• [Information supplied]:

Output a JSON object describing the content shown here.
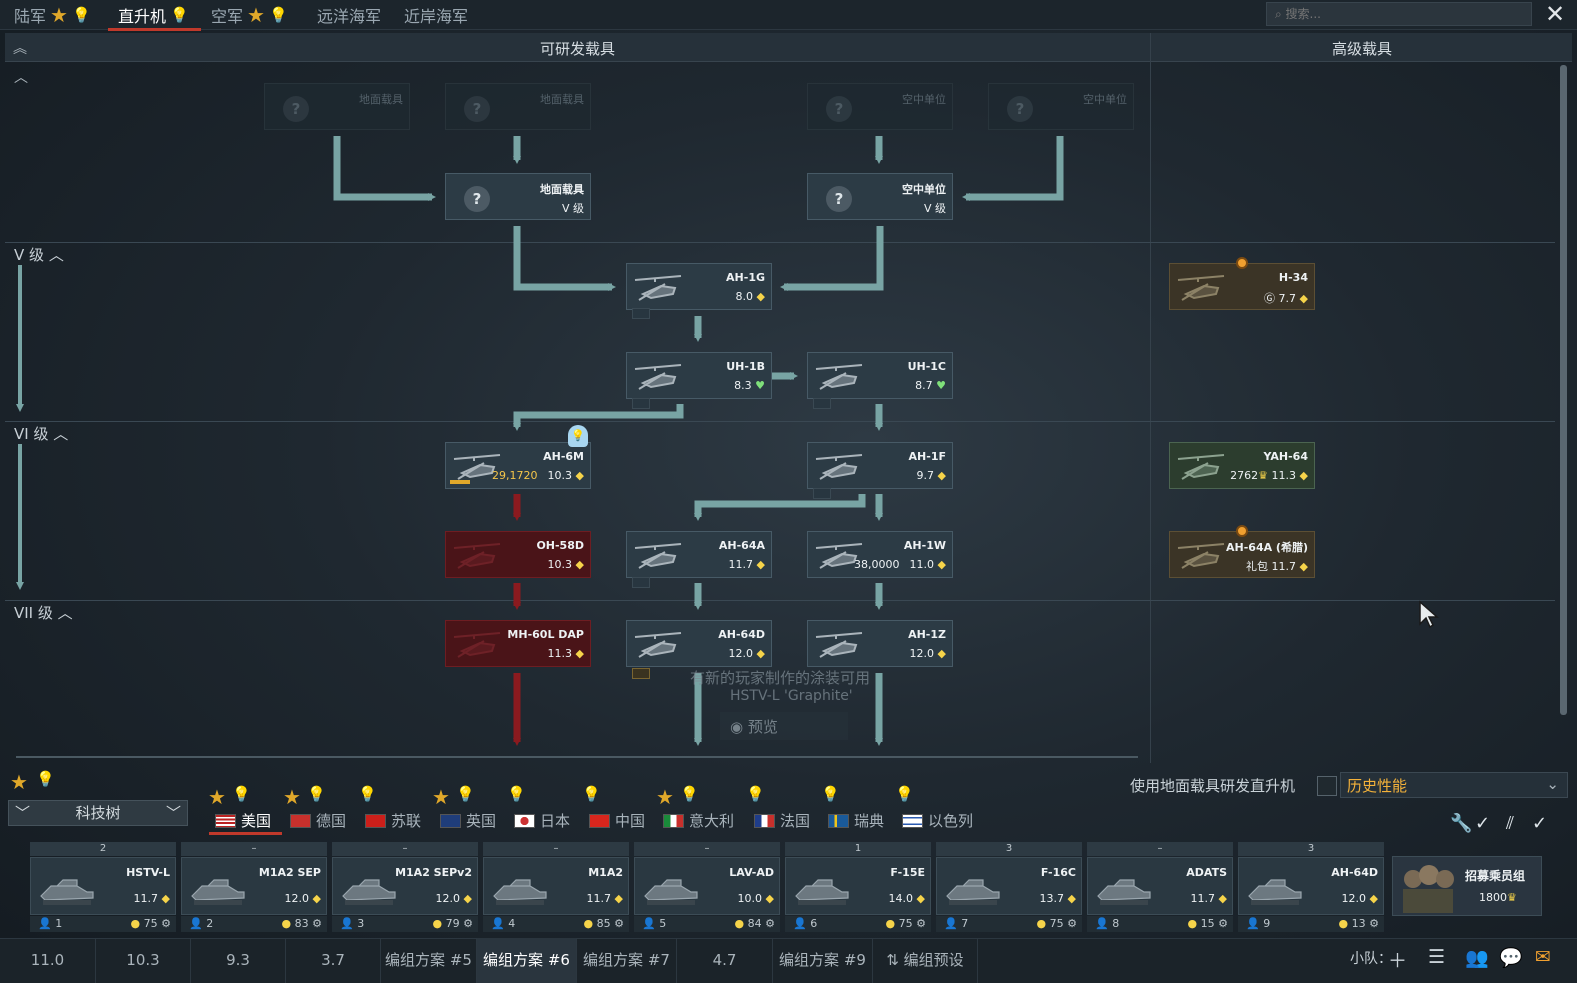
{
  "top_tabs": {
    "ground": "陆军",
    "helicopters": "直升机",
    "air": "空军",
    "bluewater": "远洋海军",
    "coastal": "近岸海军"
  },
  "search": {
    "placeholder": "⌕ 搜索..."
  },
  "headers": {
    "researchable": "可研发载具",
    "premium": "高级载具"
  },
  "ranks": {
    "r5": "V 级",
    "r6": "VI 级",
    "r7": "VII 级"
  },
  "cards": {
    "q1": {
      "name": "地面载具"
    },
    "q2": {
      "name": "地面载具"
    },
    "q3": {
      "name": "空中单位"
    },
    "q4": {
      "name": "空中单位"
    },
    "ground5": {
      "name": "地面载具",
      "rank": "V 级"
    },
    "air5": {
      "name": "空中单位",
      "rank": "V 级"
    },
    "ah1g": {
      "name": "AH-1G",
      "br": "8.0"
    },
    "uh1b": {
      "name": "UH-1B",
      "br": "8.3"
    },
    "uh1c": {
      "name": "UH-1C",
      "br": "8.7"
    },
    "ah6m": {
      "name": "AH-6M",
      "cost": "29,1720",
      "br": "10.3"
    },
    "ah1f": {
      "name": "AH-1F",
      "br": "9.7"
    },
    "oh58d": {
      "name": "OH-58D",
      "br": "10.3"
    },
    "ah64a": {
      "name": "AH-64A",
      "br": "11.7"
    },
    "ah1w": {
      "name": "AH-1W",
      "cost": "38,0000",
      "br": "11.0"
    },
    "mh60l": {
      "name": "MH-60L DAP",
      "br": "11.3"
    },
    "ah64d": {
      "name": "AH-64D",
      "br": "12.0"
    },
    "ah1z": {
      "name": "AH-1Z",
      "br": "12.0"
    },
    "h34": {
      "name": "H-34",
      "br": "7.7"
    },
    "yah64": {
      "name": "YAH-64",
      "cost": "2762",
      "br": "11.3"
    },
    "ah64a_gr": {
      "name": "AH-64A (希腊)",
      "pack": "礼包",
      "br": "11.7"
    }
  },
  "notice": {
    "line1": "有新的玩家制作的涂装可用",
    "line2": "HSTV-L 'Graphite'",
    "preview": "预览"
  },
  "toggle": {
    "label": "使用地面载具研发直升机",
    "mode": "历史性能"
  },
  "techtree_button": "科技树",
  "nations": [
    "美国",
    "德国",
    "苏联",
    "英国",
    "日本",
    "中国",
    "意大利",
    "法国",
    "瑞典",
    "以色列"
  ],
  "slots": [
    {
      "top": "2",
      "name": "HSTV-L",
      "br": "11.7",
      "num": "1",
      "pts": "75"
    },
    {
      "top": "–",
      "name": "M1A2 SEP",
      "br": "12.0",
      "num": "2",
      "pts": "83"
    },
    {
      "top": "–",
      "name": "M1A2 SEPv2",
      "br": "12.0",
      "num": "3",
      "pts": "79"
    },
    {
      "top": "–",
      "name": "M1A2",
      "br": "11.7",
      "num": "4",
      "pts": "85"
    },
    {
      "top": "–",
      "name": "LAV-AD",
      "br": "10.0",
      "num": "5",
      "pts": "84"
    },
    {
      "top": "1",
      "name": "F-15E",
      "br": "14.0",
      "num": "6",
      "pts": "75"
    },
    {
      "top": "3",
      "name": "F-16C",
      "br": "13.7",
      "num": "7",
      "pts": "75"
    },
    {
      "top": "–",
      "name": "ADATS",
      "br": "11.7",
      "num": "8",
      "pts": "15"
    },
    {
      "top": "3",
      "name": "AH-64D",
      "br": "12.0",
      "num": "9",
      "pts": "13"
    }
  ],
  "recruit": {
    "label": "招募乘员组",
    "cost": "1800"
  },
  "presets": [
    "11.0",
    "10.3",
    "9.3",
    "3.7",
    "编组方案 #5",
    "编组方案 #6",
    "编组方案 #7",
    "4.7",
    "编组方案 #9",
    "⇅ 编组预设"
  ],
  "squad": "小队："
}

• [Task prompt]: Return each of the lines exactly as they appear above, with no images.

• [Result below]:
Output a JSON object describing the content shown here.
{
  "top_tabs": {
    "ground": "陆军",
    "helicopters": "直升机",
    "air": "空军",
    "bluewater": "远洋海军",
    "coastal": "近岸海军"
  },
  "search": {
    "placeholder": "⌕ 搜索..."
  },
  "headers": {
    "researchable": "可研发载具",
    "premium": "高级载具"
  },
  "ranks": {
    "r5": "V 级",
    "r6": "VI 级",
    "r7": "VII 级"
  },
  "cards": {
    "q1": {
      "name": "地面载具"
    },
    "q2": {
      "name": "地面载具"
    },
    "q3": {
      "name": "空中单位"
    },
    "q4": {
      "name": "空中单位"
    },
    "ground5": {
      "name": "地面载具",
      "rank": "V 级"
    },
    "air5": {
      "name": "空中单位",
      "rank": "V 级"
    },
    "ah1g": {
      "name": "AH-1G",
      "br": "8.0"
    },
    "uh1b": {
      "name": "UH-1B",
      "br": "8.3"
    },
    "uh1c": {
      "name": "UH-1C",
      "br": "8.7"
    },
    "ah6m": {
      "name": "AH-6M",
      "cost": "29,1720",
      "br": "10.3"
    },
    "ah1f": {
      "name": "AH-1F",
      "br": "9.7"
    },
    "oh58d": {
      "name": "OH-58D",
      "br": "10.3"
    },
    "ah64a": {
      "name": "AH-64A",
      "br": "11.7"
    },
    "ah1w": {
      "name": "AH-1W",
      "cost": "38,0000",
      "br": "11.0"
    },
    "mh60l": {
      "name": "MH-60L DAP",
      "br": "11.3"
    },
    "ah64d": {
      "name": "AH-64D",
      "br": "12.0"
    },
    "ah1z": {
      "name": "AH-1Z",
      "br": "12.0"
    },
    "h34": {
      "name": "H-34",
      "br": "7.7"
    },
    "yah64": {
      "name": "YAH-64",
      "cost": "2762",
      "br": "11.3"
    },
    "ah64a_gr": {
      "name": "AH-64A (希腊)",
      "pack": "礼包",
      "br": "11.7"
    }
  },
  "notice": {
    "line1": "有新的玩家制作的涂装可用",
    "line2": "HSTV-L 'Graphite'",
    "preview": "预览"
  },
  "toggle": {
    "label": "使用地面载具研发直升机",
    "mode": "历史性能"
  },
  "techtree_button": "科技树",
  "nations": [
    "美国",
    "德国",
    "苏联",
    "英国",
    "日本",
    "中国",
    "意大利",
    "法国",
    "瑞典",
    "以色列"
  ],
  "slots": [
    {
      "top": "2",
      "name": "HSTV-L",
      "br": "11.7",
      "num": "1",
      "pts": "75"
    },
    {
      "top": "–",
      "name": "M1A2 SEP",
      "br": "12.0",
      "num": "2",
      "pts": "83"
    },
    {
      "top": "–",
      "name": "M1A2 SEPv2",
      "br": "12.0",
      "num": "3",
      "pts": "79"
    },
    {
      "top": "–",
      "name": "M1A2",
      "br": "11.7",
      "num": "4",
      "pts": "85"
    },
    {
      "top": "–",
      "name": "LAV-AD",
      "br": "10.0",
      "num": "5",
      "pts": "84"
    },
    {
      "top": "1",
      "name": "F-15E",
      "br": "14.0",
      "num": "6",
      "pts": "75"
    },
    {
      "top": "3",
      "name": "F-16C",
      "br": "13.7",
      "num": "7",
      "pts": "75"
    },
    {
      "top": "–",
      "name": "ADATS",
      "br": "11.7",
      "num": "8",
      "pts": "15"
    },
    {
      "top": "3",
      "name": "AH-64D",
      "br": "12.0",
      "num": "9",
      "pts": "13"
    }
  ],
  "recruit": {
    "label": "招募乘员组",
    "cost": "1800"
  },
  "presets": [
    "11.0",
    "10.3",
    "9.3",
    "3.7",
    "编组方案 #5",
    "编组方案 #6",
    "编组方案 #7",
    "4.7",
    "编组方案 #9",
    "⇅ 编组预设"
  ],
  "squad": "小队："
}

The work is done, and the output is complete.